From December 14, 2009 post:
Disambiguation is a process through which multiple potential identification matches are further parsed until the patient can be matched with his or her data with sufficient certainty to allow for the delivery of a health service with reasonable confidence. The complexity of disambiguation varies according to factors such as the number of potential matches and the type of information available for further analyses. When sufficient digital data are not available to further differentiate potential matches, automated disambiguation may not be possible and may require human involvement.
Disambiguation entails implementing significant new workflows and may require substantial time and resources. When human involvement is required, many of the potential benefits of automation are lost. For example, at the point of care, disambiguation is often done by asking the patient further questions regarding personal characteristics and/or health care history. In some situation, disambiguation may not be possible, as when the patient is not present and information needed to further facilitate matching may not be accessible.

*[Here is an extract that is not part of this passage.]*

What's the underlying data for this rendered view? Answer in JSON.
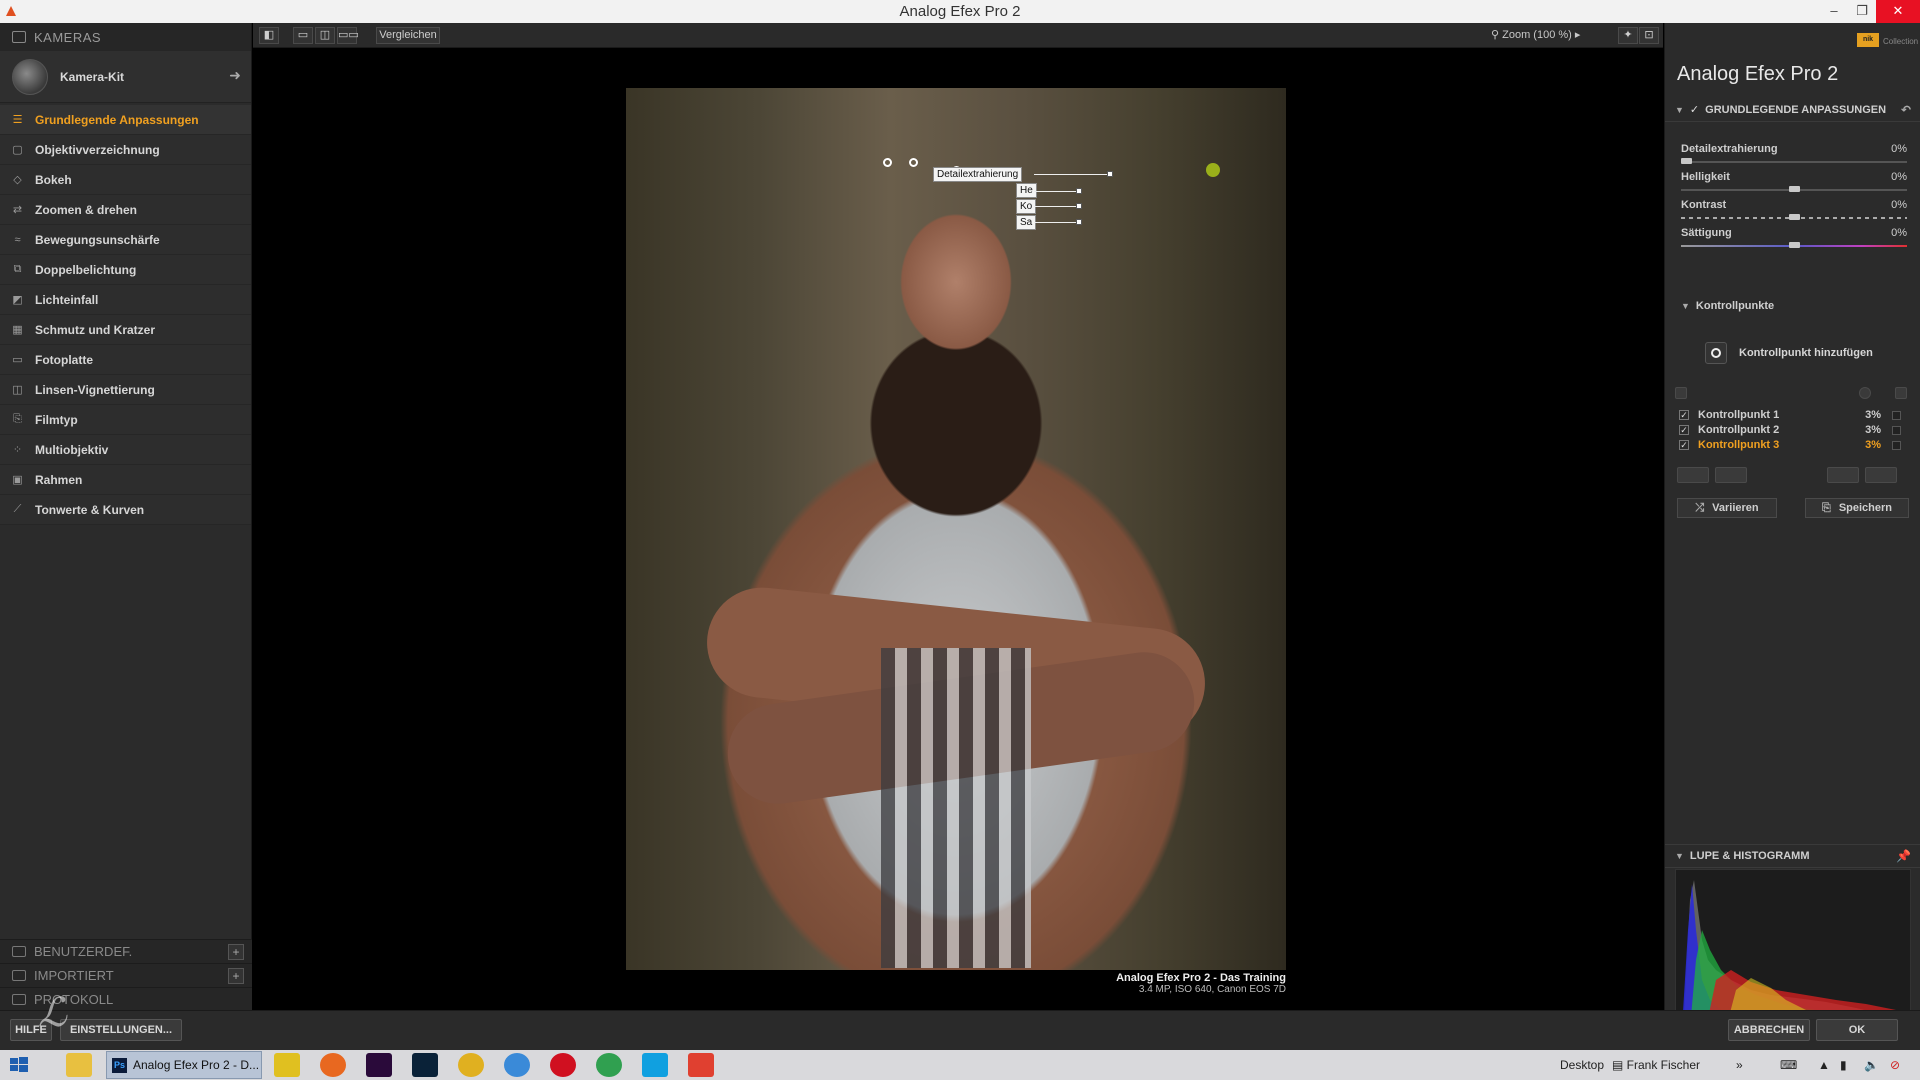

From December 7, 2009 post:
Disambiguation of IDs is the process of resolving multiple potential matches into a match with the correct person. In general, statistical matching algorithms are likely to require substantially more-frequent disambiguation compared to that required by a system that uses theoretically perfect universal IDs; often, disambiguation is done by human intervention. Such disambiguation imposes significant costs and operational inefficiencies, particularly if, for example, a physician must resolve the ambiguities.
Note 1: Many of the efficiency and safety benefits theoretically possible with health information technology (HIT) systems depend on eliminating such human involvement and its concomitant slowness, expense, and propensity for error.

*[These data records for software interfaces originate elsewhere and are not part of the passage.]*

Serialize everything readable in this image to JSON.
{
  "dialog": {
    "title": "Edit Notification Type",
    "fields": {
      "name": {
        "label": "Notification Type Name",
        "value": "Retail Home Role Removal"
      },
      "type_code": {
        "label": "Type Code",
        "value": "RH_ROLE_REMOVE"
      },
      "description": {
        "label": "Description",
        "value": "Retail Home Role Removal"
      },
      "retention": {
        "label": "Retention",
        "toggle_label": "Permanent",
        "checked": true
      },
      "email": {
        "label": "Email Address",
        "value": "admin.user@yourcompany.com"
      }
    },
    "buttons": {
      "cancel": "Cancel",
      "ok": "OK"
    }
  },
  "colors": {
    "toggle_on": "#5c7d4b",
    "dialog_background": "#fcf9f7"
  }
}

Note 2: What follows applies to IDs in general, even though I’ve chosen the healthcare industry for much of this discussion.
When the business process can’t be completed by automation alone, the business process incorporates human workflow. Manual disambiguation of an uncertain ID is one such human task. The form shown in the figure below illustrates a Web app created with Visual Studio 2010 [Beta 2] that a user employs to carry out part of a human workflow.

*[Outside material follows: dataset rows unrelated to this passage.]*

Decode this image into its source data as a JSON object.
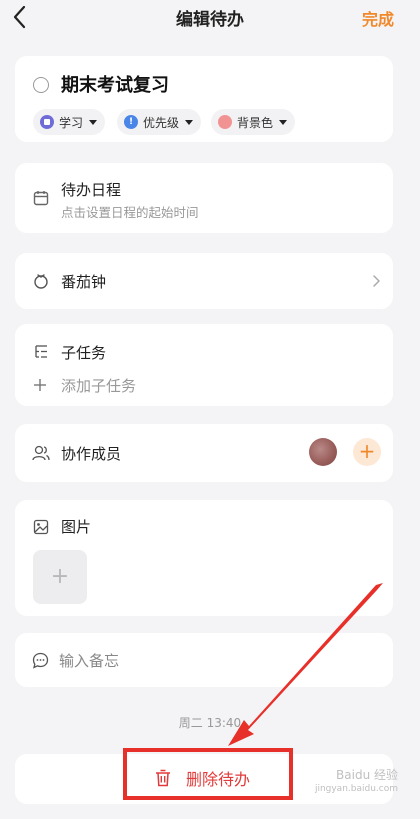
{
  "header": {
    "title": "编辑待办",
    "done_label": "完成"
  },
  "todo": {
    "title": "期末考试复习",
    "tags": [
      {
        "label": "学习",
        "color": "#6f6cd8"
      },
      {
        "label": "优先级",
        "color": "#4a86e8"
      },
      {
        "label": "背景色",
        "color": "#f29393"
      }
    ]
  },
  "schedule": {
    "label": "待办日程",
    "hint": "点击设置日程的起始时间"
  },
  "pomodoro": {
    "label": "番茄钟"
  },
  "subtask": {
    "label": "子任务",
    "add_label": "添加子任务"
  },
  "members": {
    "label": "协作成员"
  },
  "images": {
    "label": "图片"
  },
  "note": {
    "placeholder": "输入备忘"
  },
  "timestamp": "周二 13:40",
  "delete": {
    "label": "删除待办"
  },
  "watermark": {
    "brand": "Baidu 经验",
    "site": "jingyan.baidu.com"
  },
  "colors": {
    "accent": "#f0892c",
    "danger": "#e23a3a",
    "annotation": "#e8302a"
  }
}
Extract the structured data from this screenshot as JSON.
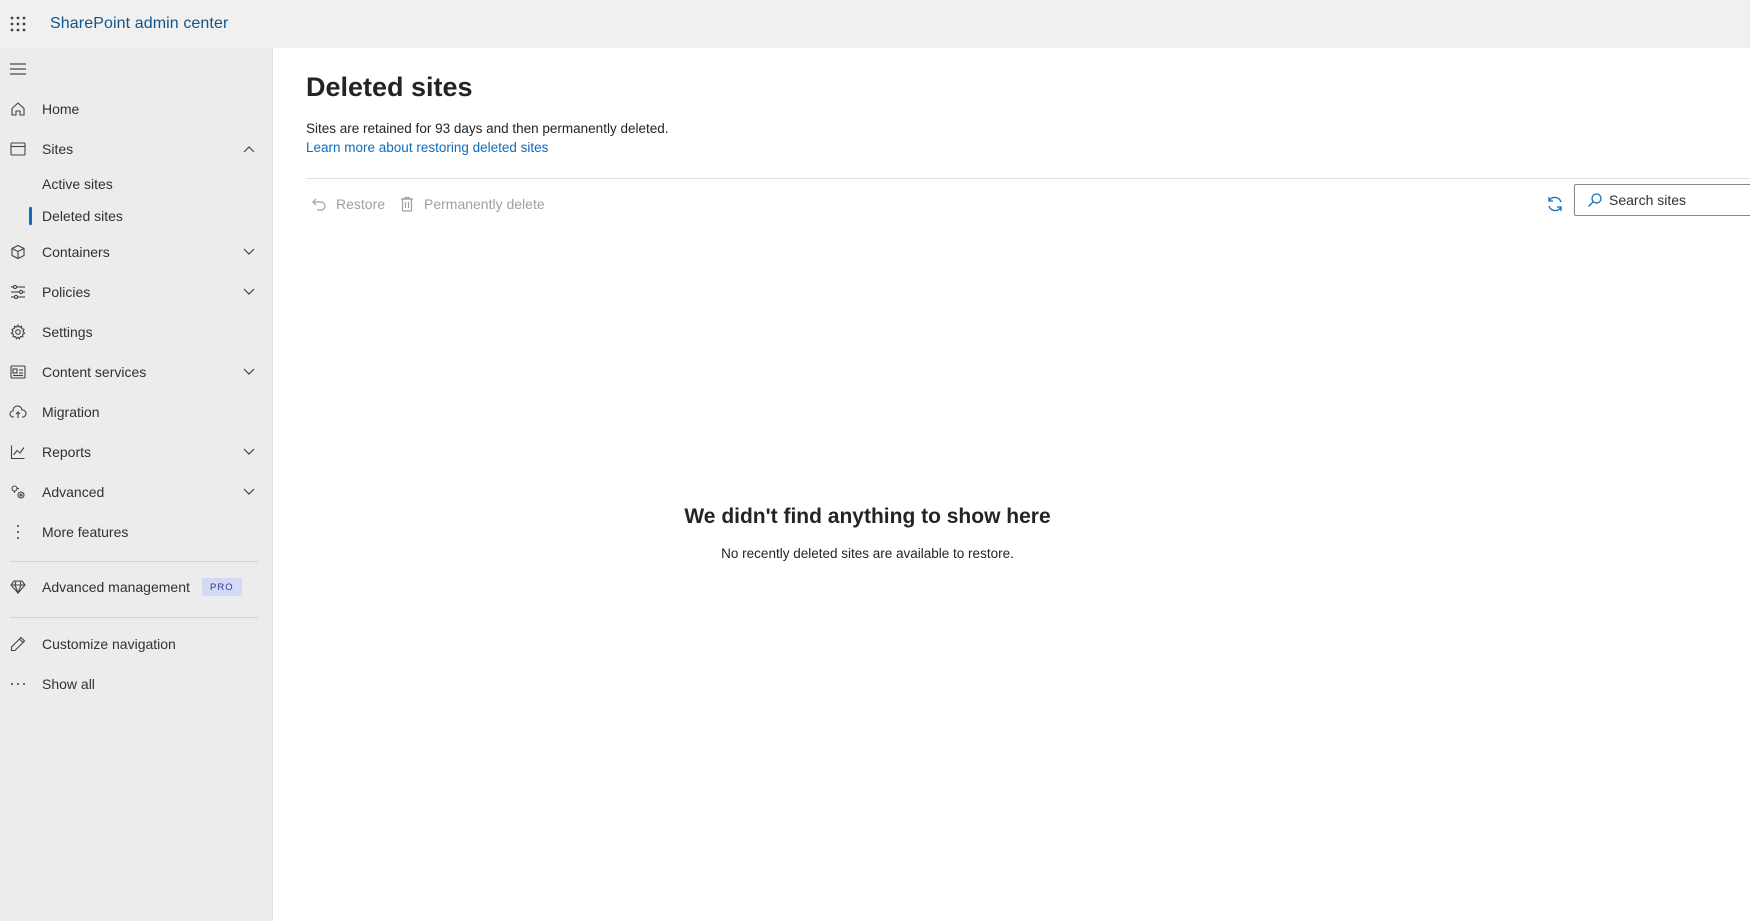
{
  "header": {
    "app_title": "SharePoint admin center",
    "waffle_icon": "app-launcher-icon"
  },
  "sidebar": {
    "collapse_icon": "hamburger-icon",
    "items": [
      {
        "label": "Home",
        "icon": "home-icon"
      },
      {
        "label": "Sites",
        "icon": "sites-icon",
        "expanded": true
      },
      {
        "label": "Containers",
        "icon": "cube-icon"
      },
      {
        "label": "Policies",
        "icon": "sliders-icon"
      },
      {
        "label": "Settings",
        "icon": "gear-icon"
      },
      {
        "label": "Content services",
        "icon": "content-services-icon"
      },
      {
        "label": "Migration",
        "icon": "cloud-upload-icon"
      },
      {
        "label": "Reports",
        "icon": "chart-line-icon"
      },
      {
        "label": "Advanced",
        "icon": "advanced-gears-icon"
      },
      {
        "label": "More features",
        "icon": "vertical-dots-icon"
      }
    ],
    "sites_children": [
      {
        "label": "Active sites"
      },
      {
        "label": "Deleted sites",
        "active": true
      }
    ],
    "advanced_management": {
      "label": "Advanced management",
      "badge": "PRO",
      "icon": "diamond-icon"
    },
    "customize": {
      "label": "Customize navigation",
      "icon": "pencil-icon"
    },
    "show_all": {
      "label": "Show all",
      "icon": "ellipsis-icon"
    }
  },
  "main": {
    "title": "Deleted sites",
    "description": "Sites are retained for 93 days and then permanently deleted.",
    "learn_link": "Learn more about restoring deleted sites",
    "toolbar": {
      "restore_label": "Restore",
      "permanent_delete_label": "Permanently delete"
    },
    "search": {
      "placeholder": "Search sites"
    },
    "empty": {
      "title": "We didn't find anything to show here",
      "subtitle": "No recently deleted sites are available to restore."
    }
  },
  "colors": {
    "brand": "#0f548c",
    "link": "#0f6cbd",
    "sidebar_bg": "#ececec",
    "topbar_bg": "#f0f0f0",
    "disabled_text": "#a19f9d"
  }
}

Please note: This post is presented in early draft form.
Communication between the client (user interface shown in the figure above) and the application services is performed by using proxy classes that run in the client and that represent the application service. In practice, a Web reference is a generated proxy class that locally represents the exposed functionality of an XML Web service. The proxy class defines methods that represent the actual methods exposed by an XML Web service. When your application creates an instance of the proxy class, your application can call the XML Web service methods as if the XML Web service were a locally available component.
At design time, the proxy class enables you to use statement completion for the XML Web service methods. At run time, a call to a method of the proxy object is processed and encoded as a SOAP request message. If the XML Web service does not support SOAP, the proxy class uses HTTP GET and POST. The message is then sent to the target Web Service for processing. If the service description defines a response message, the proxy object processes this message and returns a response to your application.
Note: To make XML Web services outside a firewall available to the Web browser, when creating the Web reference in Visual Studio, you must explicitly specify the address and port of your network's proxy server.
Click here for more on Microsoft Visual Studio 2010
Click here for more on Oracle BPEL and Human Workflow
Note: If patients cannot be unambiguously identified via a computer-based process, machine-level interoperability will be hampered significantly.